Prominent scholar and art historian Charmaine A. Nelson will be giving the keynote lecture for the Commonwealth Honors College Annual Black Heritage Month Celebration on Wednesday, Feb. 22 at 5 p.m. in the Honors Events Hall at UMass Amherst. Her talk, titled “Slavery, Mobility, and the Creolized Counter-Knowledge of Resistance”, will examine the intersecting histories of Transatlantic Slavery in both Canada and the USA and how it has been strategically suppressed in different ways.
“I am honored to be presenting the CHC Black Heritage Month Lecture. It's a wonderful opportunity for me, as a new UMass professor, to connect with colleagues and students while sharing my research on enslaved Africans,” says Nelson.
“Knowledge of these histories can transform our understanding of our nations and each other for the better,” she adds.

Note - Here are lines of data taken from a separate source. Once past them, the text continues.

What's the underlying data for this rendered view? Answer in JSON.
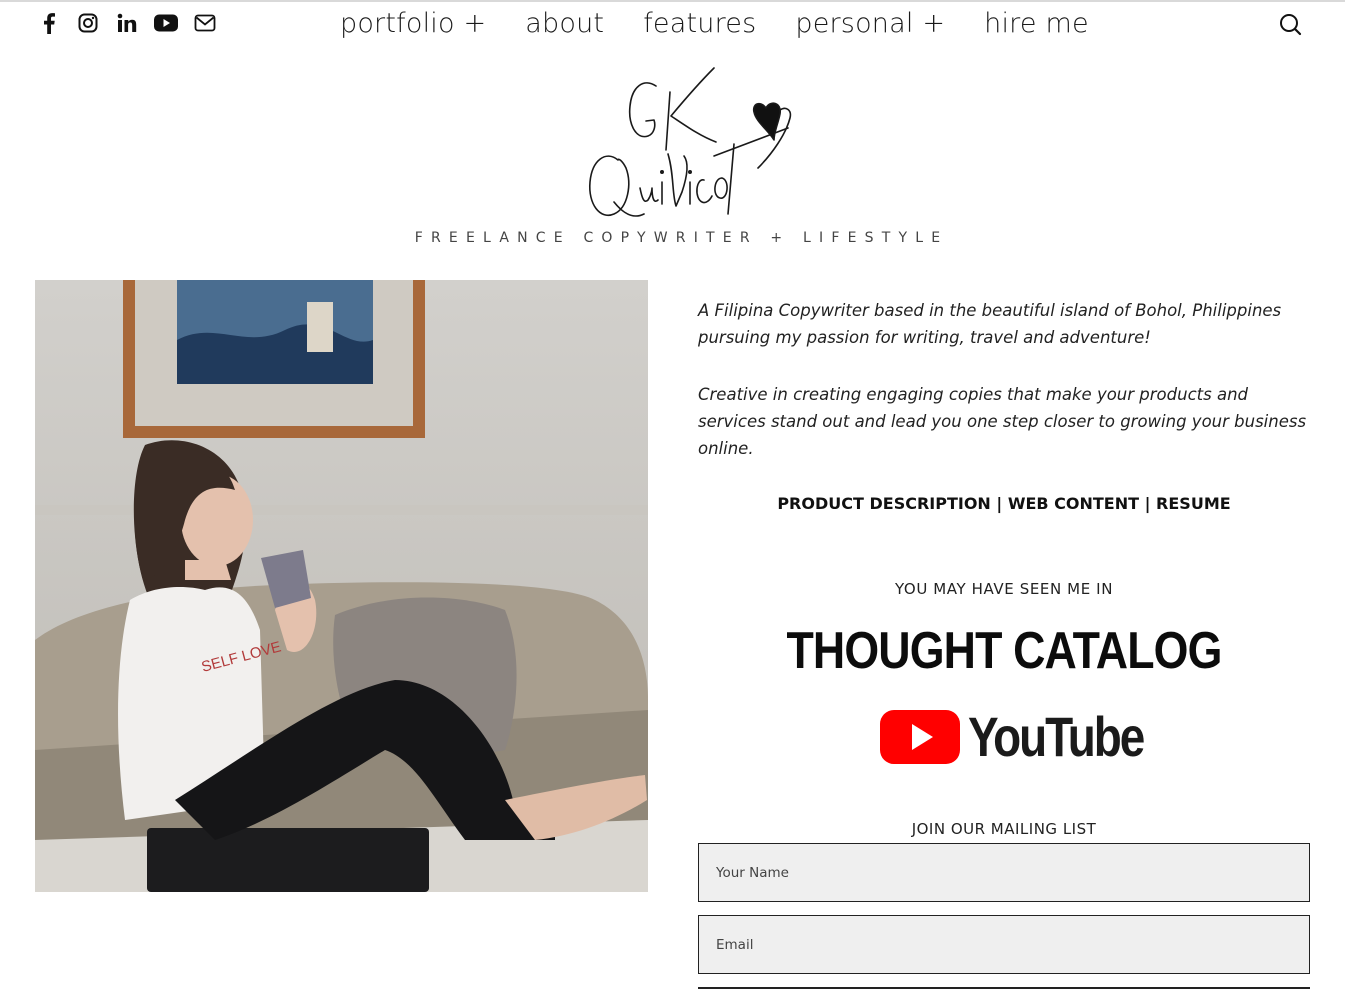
{
  "social": [
    "facebook-icon",
    "instagram-icon",
    "linkedin-icon",
    "youtube-icon",
    "mail-icon"
  ],
  "nav": {
    "items": [
      "portfolio +",
      "about",
      "features",
      "personal +",
      "hire me"
    ]
  },
  "brand": {
    "logo_text": "GK Quilicot",
    "tagline": "FREELANCE COPYWRITER + LIFESTYLE"
  },
  "intro": {
    "p1": "A Filipina Copywriter based in the beautiful island of Bohol, Philippines pursuing my passion for writing, travel and adventure!",
    "p2": "Creative in creating engaging copies that make your products and services stand out and lead you one step closer to growing your business online."
  },
  "links": {
    "product_description": "PRODUCT DESCRIPTION",
    "web_content": "WEB CONTENT",
    "resume": "RESUME",
    "separator": "|"
  },
  "featured": {
    "heading": "YOU MAY HAVE SEEN ME IN",
    "thought_catalog": "THOUGHT CATALOG",
    "youtube": "YouTube"
  },
  "mailing": {
    "heading": "JOIN OUR MAILING LIST",
    "name_placeholder": "Your Name",
    "email_placeholder": "Email"
  },
  "colors": {
    "youtube_red": "#ff0000",
    "text": "#111111",
    "field_bg": "#efefef"
  }
}
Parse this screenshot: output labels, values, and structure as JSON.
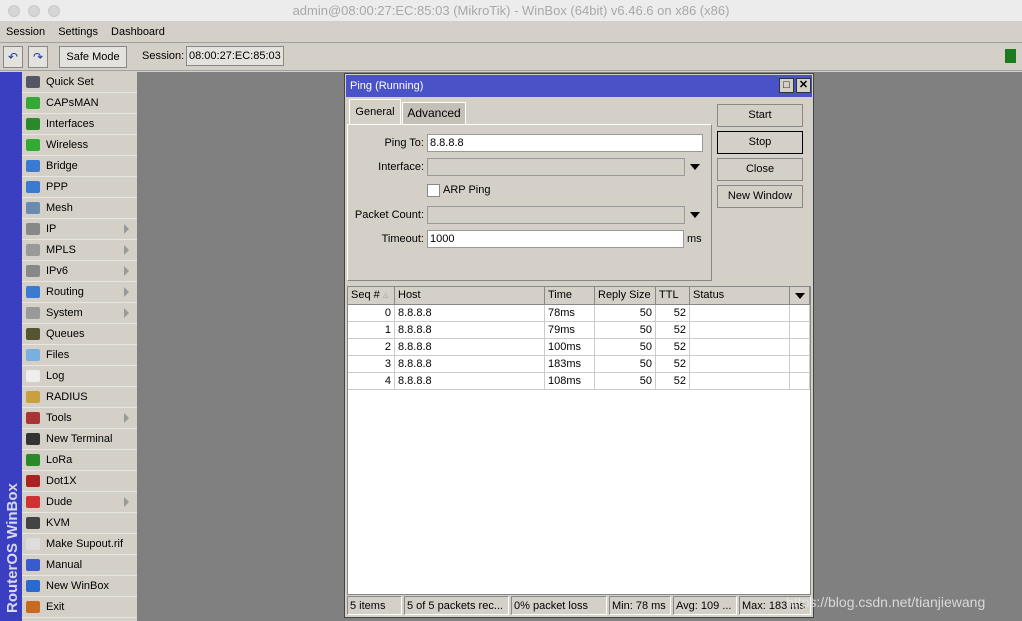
{
  "window_title": "admin@08:00:27:EC:85:03 (MikroTik) - WinBox (64bit) v6.46.6 on x86 (x86)",
  "menu": [
    "Session",
    "Settings",
    "Dashboard"
  ],
  "toolbar": {
    "undo_icon": "undo-icon",
    "redo_icon": "redo-icon",
    "safe_mode": "Safe Mode",
    "session_label": "Session:",
    "session_value": "08:00:27:EC:85:03",
    "status_color": "#1e7a1e"
  },
  "sidebar": {
    "brand": "RouterOS WinBox",
    "items": [
      {
        "label": "Quick Set",
        "icon": "wand-icon",
        "color": "#556"
      },
      {
        "label": "CAPsMAN",
        "icon": "antenna-icon",
        "color": "#3a3"
      },
      {
        "label": "Interfaces",
        "icon": "nic-icon",
        "color": "#2a8a2a"
      },
      {
        "label": "Wireless",
        "icon": "wireless-icon",
        "color": "#3a3"
      },
      {
        "label": "Bridge",
        "icon": "bridge-icon",
        "color": "#3a7ad0"
      },
      {
        "label": "PPP",
        "icon": "ppp-icon",
        "color": "#3a7ad0"
      },
      {
        "label": "Mesh",
        "icon": "mesh-icon",
        "color": "#6a8ab0"
      },
      {
        "label": "IP",
        "icon": "ip-icon",
        "color": "#888",
        "sub": true
      },
      {
        "label": "MPLS",
        "icon": "mpls-icon",
        "color": "#999",
        "sub": true
      },
      {
        "label": "IPv6",
        "icon": "ipv6-icon",
        "color": "#888",
        "sub": true
      },
      {
        "label": "Routing",
        "icon": "routing-icon",
        "color": "#3a7ad0",
        "sub": true
      },
      {
        "label": "System",
        "icon": "gear-icon",
        "color": "#999",
        "sub": true
      },
      {
        "label": "Queues",
        "icon": "queues-icon",
        "color": "#553"
      },
      {
        "label": "Files",
        "icon": "folder-icon",
        "color": "#7ab0e0"
      },
      {
        "label": "Log",
        "icon": "log-icon",
        "color": "#eee"
      },
      {
        "label": "RADIUS",
        "icon": "radius-icon",
        "color": "#c8a040"
      },
      {
        "label": "Tools",
        "icon": "tools-icon",
        "color": "#a33",
        "sub": true
      },
      {
        "label": "New Terminal",
        "icon": "terminal-icon",
        "color": "#333"
      },
      {
        "label": "LoRa",
        "icon": "lora-icon",
        "color": "#2a8a2a"
      },
      {
        "label": "Dot1X",
        "icon": "dot1x-icon",
        "color": "#a22"
      },
      {
        "label": "Dude",
        "icon": "dude-icon",
        "color": "#c33",
        "sub": true
      },
      {
        "label": "KVM",
        "icon": "kvm-icon",
        "color": "#444"
      },
      {
        "label": "Make Supout.rif",
        "icon": "supout-icon",
        "color": "#ddd"
      },
      {
        "label": "Manual",
        "icon": "help-icon",
        "color": "#3a5ad0"
      },
      {
        "label": "New WinBox",
        "icon": "winbox-icon",
        "color": "#2a6ad0"
      },
      {
        "label": "Exit",
        "icon": "exit-icon",
        "color": "#c86a20"
      }
    ]
  },
  "ping": {
    "title": "Ping (Running)",
    "tabs": [
      "General",
      "Advanced"
    ],
    "ping_to_label": "Ping To:",
    "ping_to": "8.8.8.8",
    "interface_label": "Interface:",
    "interface": "",
    "arp_ping_label": "ARP Ping",
    "arp_ping": false,
    "packet_count_label": "Packet Count:",
    "packet_count": "",
    "timeout_label": "Timeout:",
    "timeout": "1000",
    "timeout_unit": "ms",
    "buttons": [
      "Start",
      "Stop",
      "Close",
      "New Window"
    ],
    "columns": [
      "Seq #",
      "Host",
      "Time",
      "Reply Size",
      "TTL",
      "Status"
    ],
    "rows": [
      [
        "0",
        "8.8.8.8",
        "78ms",
        "50",
        "52",
        ""
      ],
      [
        "1",
        "8.8.8.8",
        "79ms",
        "50",
        "52",
        ""
      ],
      [
        "2",
        "8.8.8.8",
        "100ms",
        "50",
        "52",
        ""
      ],
      [
        "3",
        "8.8.8.8",
        "183ms",
        "50",
        "52",
        ""
      ],
      [
        "4",
        "8.8.8.8",
        "108ms",
        "50",
        "52",
        ""
      ]
    ],
    "status": [
      "5 items",
      "5 of 5 packets rec...",
      "0% packet loss",
      "Min: 78 ms",
      "Avg: 109 ...",
      "Max: 183 ms"
    ]
  },
  "watermark": "https://blog.csdn.net/tianjiewang"
}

Nelson is Provost Professor of Art History in the Department of History of Art and Architecture and director of the Slavery North Initiative at UMass Amherst. From 2020-2022, she was a Tier I Canada Research Chair in Transatlantic Black Diasporic Art and Community Engagement at Nova Scotia College of Art and Design (NSCAD) University in Halifax, Canada where she founded the first-ever institute focused on the study of Canadian Slavery. Before that she worked at McGill University (Montreal) for seventeen years (2003-20). Nelson has made ground-breaking contributions to the fields of the Visual Culture of Slavery, Race and Representation, Black Diaspora Studies, and Black Canadian Studies. She has published seven books including “The Color of Stone: Sculpting the Black Female Subject in Nineteenth-Century America,” “Slavery, Geography, and Empire in Nineteenth-Century Marine Landscapes of Montreal and Jamaica,” and “Towards an African Canadian Art History: Art, Memory, and Resistance.” She is actively engaged with lay audiences through her media work including ABC, CBC, CTV and City TV News, The Boston Globe, BBC One’s “Fake or Fortune,” and PBS’ “Finding your Roots”. She has blogged for Huffington Post Canada and written for The Walrus. In 2017, she was the William Lyon Mackenzie King Visiting Professor of Canadian Studies at Harvard University, and in 2021, a Fields of the Future Fellow at Bard Graduate Center (NYC). She is a Fellow of the Royal Society of Canada (2022) and a member of the American Antiquarian Society (2022).
Supported by the Williamson Lecture Funds, the event is open to the public.